Saying he wanted to keep the "geopolitical balance" in the South China Sea, President Rodrigo Duterte yesterday ordered the Philippine military to fortify the islands and reefs it has occupied in the disputed waterway.
"We are just there to claim the islands for us because those are really ours... I have ordered the (military) to build structures there to signify that those are ours," Mr Duterte told reporters before he boarded a plane to Saudi Arabia for a week- long swing to the Middle East.
But he assured China that no "offensive weapons" would be placed on Philippine-occupied sites, "not even one gun".
Mr Duterte set off alarm bells last Thursday, particularly in Beijing, when he first disclosed that he wanted the military to fortify nine islands and reefs the Philippines is claiming in the Spratlys archipelago in the southern half of the South China Sea.
He also announced that he was planning a trip to to raise the Philippine flag on the largest island in the Spratlys that the Philippines has occupied.
China's Foreign Ministry expressed concern about the plans.
"I ordered the occupation of the... islands that are just near our shores because there's a heightening of the geopolitical issues and eventually maybe a violent low-intensity war over here.
"China can relax. We are friends. We will not go to war with you. We're just trying to maintain the balance of the geopolitical situation there," Mr Duterte said yesterday.
The Philippine leader added that he did not intend to engage in a military build-up, but "everybody's grabbing every island, every islet" and that a more direct conflict could arise between China and the United States.
"If they start fighting, we'd be caught in the middle," he said.

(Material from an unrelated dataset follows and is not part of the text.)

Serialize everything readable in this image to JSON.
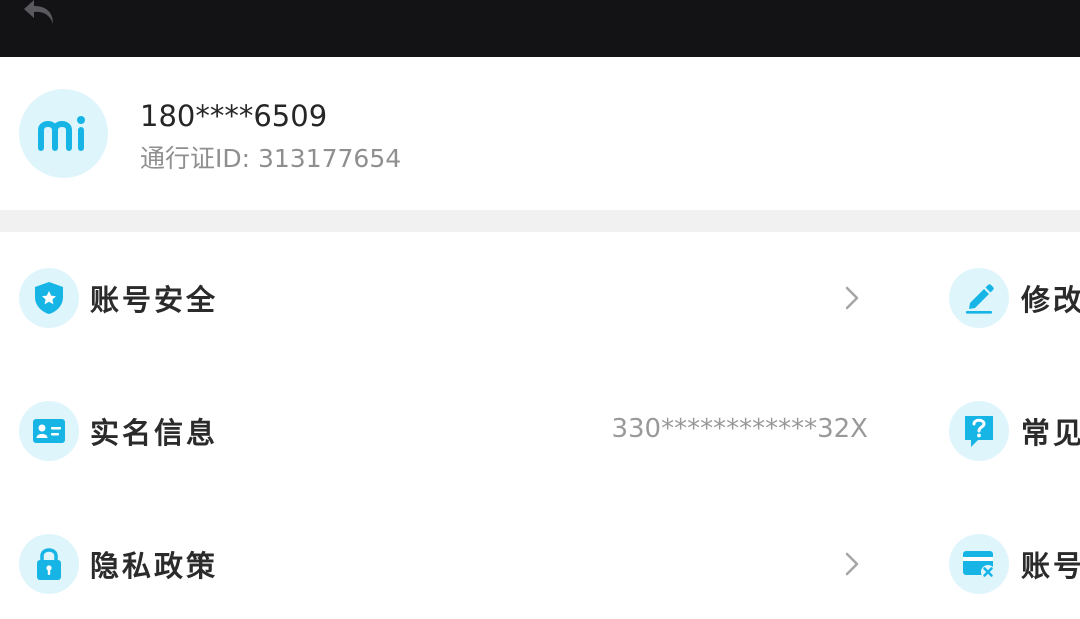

China claims most of the South China Sea. Brunei, Malaysia, the Philippines, Taiwan and Vietnam also have claims in the waterway.